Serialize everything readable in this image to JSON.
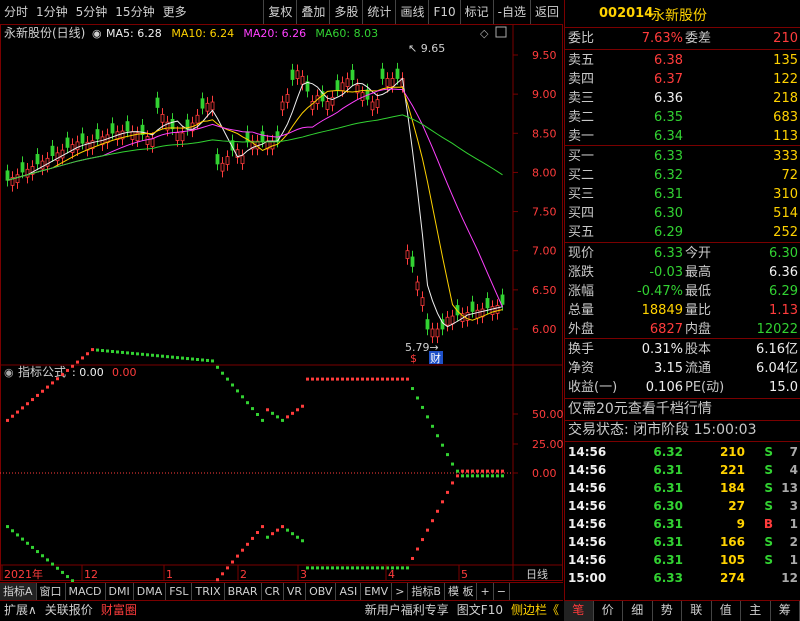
{
  "toolbar": {
    "left": [
      "分时",
      "1分钟",
      "5分钟",
      "15分钟",
      "更多"
    ],
    "right": [
      "复权",
      "叠加",
      "多股",
      "统计",
      "画线",
      "F10",
      "标记",
      "-自选",
      "返回"
    ]
  },
  "chart": {
    "title": "永新股份(日线)",
    "ma_legend": [
      {
        "label": "MA5: 6.28",
        "color": "#f0f0f0"
      },
      {
        "label": "MA10: 6.24",
        "color": "#ffd200"
      },
      {
        "label": "MA20: 6.26",
        "color": "#ff40ff"
      },
      {
        "label": "MA60: 8.03",
        "color": "#32d232"
      }
    ],
    "price_axis": [
      "9.50",
      "9.00",
      "8.50",
      "8.00",
      "7.50",
      "7.00",
      "6.50",
      "6.00"
    ],
    "high_label": "9.65",
    "low_label": "5.79",
    "marker_s": "$",
    "marker_cai": "财",
    "indicator_title": "指标公式",
    "indicator_v1": ": 0.00",
    "indicator_v2": "0.00",
    "ind_axis": [
      "50.00",
      "25.00",
      "0.00"
    ],
    "time_axis": [
      "2021年",
      "12",
      "1",
      "2",
      "3",
      "4",
      "5"
    ],
    "time_axis_right": "日线",
    "colors": {
      "up": "#ff3c3c",
      "down": "#32d232",
      "ma5": "#f0f0f0",
      "ma10": "#ffd200",
      "ma20": "#ff40ff",
      "ma60": "#32d232",
      "frame": "#7a0000"
    }
  },
  "tabs": [
    "指标A",
    "窗口",
    "MACD",
    "DMI",
    "DMA",
    "FSL",
    "TRIX",
    "BRAR",
    "CR",
    "VR",
    "OBV",
    "ASI",
    "EMV",
    ">",
    "指标B",
    "模 板",
    "+",
    "−"
  ],
  "status_left": [
    "扩展∧",
    "关联报价",
    "财富圈"
  ],
  "status_right": [
    "新用户福利专享",
    "图文F10",
    "侧边栏《"
  ],
  "quote": {
    "code": "002014",
    "name": "永新股份",
    "weibi_label": "委比",
    "weibi": "7.63%",
    "weicha_label": "委差",
    "weicha": "210",
    "asks": [
      {
        "label": "卖五",
        "price": "6.38",
        "vol": "135"
      },
      {
        "label": "卖四",
        "price": "6.37",
        "vol": "122"
      },
      {
        "label": "卖三",
        "price": "6.36",
        "vol": "218"
      },
      {
        "label": "卖二",
        "price": "6.35",
        "vol": "683"
      },
      {
        "label": "卖一",
        "price": "6.34",
        "vol": "113"
      }
    ],
    "bids": [
      {
        "label": "买一",
        "price": "6.33",
        "vol": "333"
      },
      {
        "label": "买二",
        "price": "6.32",
        "vol": "72"
      },
      {
        "label": "买三",
        "price": "6.31",
        "vol": "310"
      },
      {
        "label": "买四",
        "price": "6.30",
        "vol": "514"
      },
      {
        "label": "买五",
        "price": "6.29",
        "vol": "252"
      }
    ],
    "stats": [
      {
        "l1": "现价",
        "v1": "6.33",
        "c1": "green",
        "l2": "今开",
        "v2": "6.30",
        "c2": "green"
      },
      {
        "l1": "涨跌",
        "v1": "-0.03",
        "c1": "green",
        "l2": "最高",
        "v2": "6.36",
        "c2": "white"
      },
      {
        "l1": "涨幅",
        "v1": "-0.47%",
        "c1": "green",
        "l2": "最低",
        "v2": "6.29",
        "c2": "green"
      },
      {
        "l1": "总量",
        "v1": "18849",
        "c1": "yellow",
        "l2": "量比",
        "v2": "1.13",
        "c2": "red"
      },
      {
        "l1": "外盘",
        "v1": "6827",
        "c1": "red",
        "l2": "内盘",
        "v2": "12022",
        "c2": "green"
      }
    ],
    "fund": [
      {
        "l1": "换手",
        "v1": "0.31%",
        "l2": "股本",
        "v2": "6.16亿"
      },
      {
        "l1": "净资",
        "v1": "3.15",
        "l2": "流通",
        "v2": "6.04亿"
      },
      {
        "l1": "收益(一)",
        "v1": "0.106",
        "l2": "PE(动)",
        "v2": "15.0"
      }
    ],
    "promo": "仅需20元查看千档行情",
    "trade_status": "交易状态: 闭市阶段 15:00:03",
    "ticks": [
      {
        "t": "14:56",
        "p": "6.32",
        "pc": "green",
        "v": "210",
        "bs": "S",
        "n": "7"
      },
      {
        "t": "14:56",
        "p": "6.31",
        "pc": "green",
        "v": "221",
        "bs": "S",
        "n": "4"
      },
      {
        "t": "14:56",
        "p": "6.31",
        "pc": "green",
        "v": "184",
        "bs": "S",
        "n": "13"
      },
      {
        "t": "14:56",
        "p": "6.30",
        "pc": "green",
        "v": "27",
        "bs": "S",
        "n": "3"
      },
      {
        "t": "14:56",
        "p": "6.31",
        "pc": "green",
        "v": "9",
        "bs": "B",
        "n": "1"
      },
      {
        "t": "14:56",
        "p": "6.31",
        "pc": "green",
        "v": "166",
        "bs": "S",
        "n": "2"
      },
      {
        "t": "14:56",
        "p": "6.31",
        "pc": "green",
        "v": "105",
        "bs": "S",
        "n": "1"
      },
      {
        "t": "15:00",
        "p": "6.33",
        "pc": "green",
        "v": "274",
        "bs": "",
        "n": "12"
      }
    ],
    "bottom_tabs": [
      "笔",
      "价",
      "细",
      "势",
      "联",
      "值",
      "主",
      "筹"
    ]
  }
}
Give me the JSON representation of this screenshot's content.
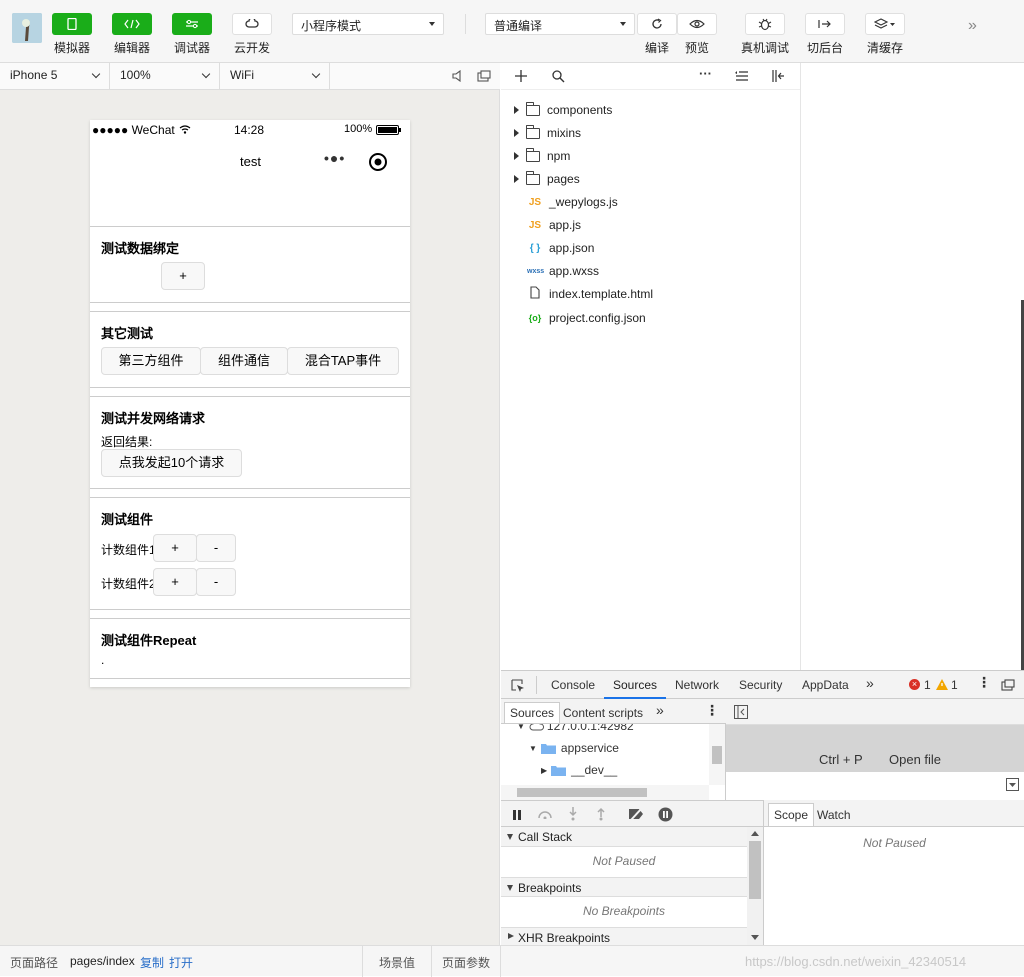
{
  "toolbar": {
    "simulator": "模拟器",
    "editor": "编辑器",
    "debugger": "调试器",
    "cloud": "云开发",
    "mode": "小程序模式",
    "compile_mode": "普通编译",
    "compile": "编译",
    "preview": "预览",
    "real_debug": "真机调试",
    "background": "切后台",
    "clear_cache": "清缓存"
  },
  "simbar": {
    "device": "iPhone 5",
    "zoom": "100%",
    "network": "WiFi"
  },
  "phone": {
    "signal": "●●●●● WeChat",
    "time": "14:28",
    "battery": "100%",
    "title": "test",
    "sections": {
      "binding": {
        "title": "测试数据绑定",
        "btn": "+"
      },
      "other": {
        "title": "其它测试",
        "btn1": "第三方组件",
        "btn2": "组件通信",
        "btn3": "混合TAP事件"
      },
      "network": {
        "title": "测试并发网络请求",
        "label": "返回结果:",
        "btn": "点我发起10个请求"
      },
      "component": {
        "title": "测试组件",
        "c1": "计数组件1",
        "c2": "计数组件2",
        "plus": "+",
        "minus": "-"
      },
      "repeat": {
        "title": "测试组件Repeat",
        "dot": "."
      }
    }
  },
  "files": {
    "folders": [
      "components",
      "mixins",
      "npm",
      "pages"
    ],
    "items": [
      {
        "icon": "JS",
        "name": "_wepylogs.js",
        "color": "#f0a020"
      },
      {
        "icon": "JS",
        "name": "app.js",
        "color": "#f0a020"
      },
      {
        "icon": "{ }",
        "name": "app.json",
        "color": "#2a9fd6"
      },
      {
        "icon": "wxss",
        "name": "app.wxss",
        "color": "#2a6fb5"
      },
      {
        "icon": "",
        "name": "index.template.html",
        "color": "#444"
      },
      {
        "icon": "{o}",
        "name": "project.config.json",
        "color": "#1aad19"
      }
    ]
  },
  "devtools": {
    "tabs": [
      "Console",
      "Sources",
      "Network",
      "Security",
      "AppData"
    ],
    "errors": "1",
    "warnings": "1",
    "subtabs": [
      "Sources",
      "Content scripts"
    ],
    "tree": [
      "127.0.0.1:42982",
      "appservice",
      "__dev__"
    ],
    "shortcut": "Ctrl + P",
    "open_file": "Open file",
    "call_stack": "Call Stack",
    "not_paused": "Not Paused",
    "breakpoints": "Breakpoints",
    "no_breakpoints": "No Breakpoints",
    "xhr": "XHR Breakpoints",
    "scope": "Scope",
    "watch": "Watch",
    "scope_not_paused": "Not Paused"
  },
  "footer": {
    "path_label": "页面路径",
    "path": "pages/index",
    "copy": "复制",
    "open": "打开",
    "scene": "场景值",
    "params": "页面参数",
    "watermark": "https://blog.csdn.net/weixin_42340514"
  }
}
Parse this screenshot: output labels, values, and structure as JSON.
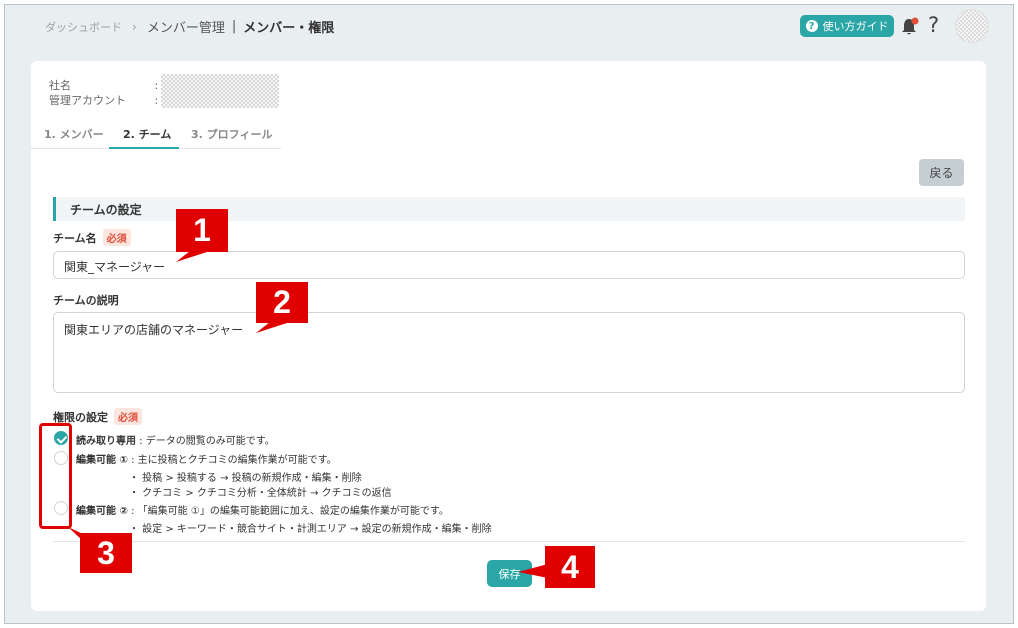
{
  "header": {
    "breadcrumb": [
      "ダッシュボード",
      "メンバー管理",
      "メンバー・権限"
    ],
    "sep_arrow": "›",
    "sep_bar": "|",
    "guide_button": "使い方ガイド",
    "guide_icon": "?",
    "help_icon": "?"
  },
  "meta": {
    "company_label": "社名",
    "account_label": "管理アカウント",
    "colon": ":"
  },
  "tabs": [
    "1. メンバー",
    "2. チーム",
    "3. プロフィール"
  ],
  "back_button": "戻る",
  "section_title": "チームの設定",
  "team_name": {
    "label": "チーム名",
    "required": "必須",
    "value": "関東_マネージャー"
  },
  "team_desc": {
    "label": "チームの説明",
    "value": "関東エリアの店舗のマネージャー"
  },
  "permissions": {
    "label": "権限の設定",
    "required": "必須",
    "options": [
      {
        "title": "読み取り専用",
        "desc": " : データの閲覧のみ可能です。",
        "checked": true
      },
      {
        "title": "編集可能 ①",
        "desc": " : 主に投稿とクチコミの編集作業が可能です。",
        "checked": false,
        "sub": [
          "・ 投稿 > 投稿する → 投稿の新規作成・編集・削除",
          "・ クチコミ > クチコミ分析・全体統計 → クチコミの返信"
        ]
      },
      {
        "title": "編集可能 ②",
        "desc": " : 「編集可能 ①」の編集可能範囲に加え、設定の編集作業が可能です。",
        "checked": false,
        "sub": [
          "・ 設定 > キーワード・競合サイト・計測エリア → 設定の新規作成・編集・削除"
        ]
      }
    ]
  },
  "save_button": "保存",
  "callouts": [
    "1",
    "2",
    "3",
    "4"
  ],
  "colors": {
    "accent": "#2aa6a6",
    "annotation": "#e10000",
    "required": "#e0503a"
  }
}
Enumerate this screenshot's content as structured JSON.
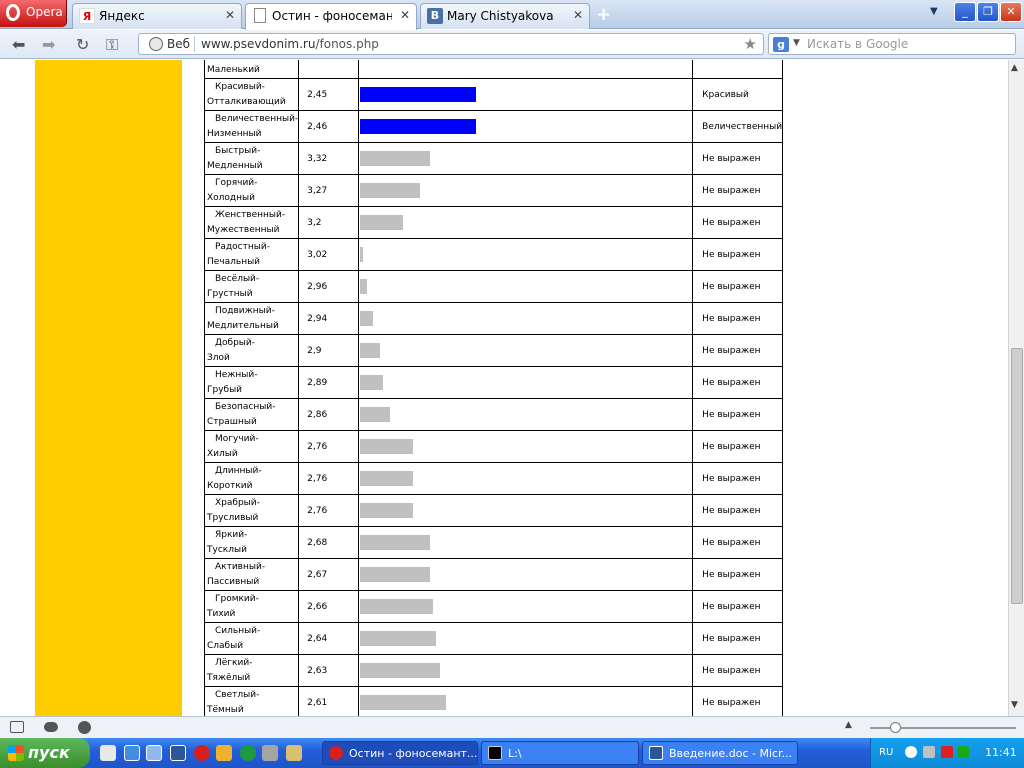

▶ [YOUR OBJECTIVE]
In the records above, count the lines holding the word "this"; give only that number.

▶ [FINISHED TASK]
4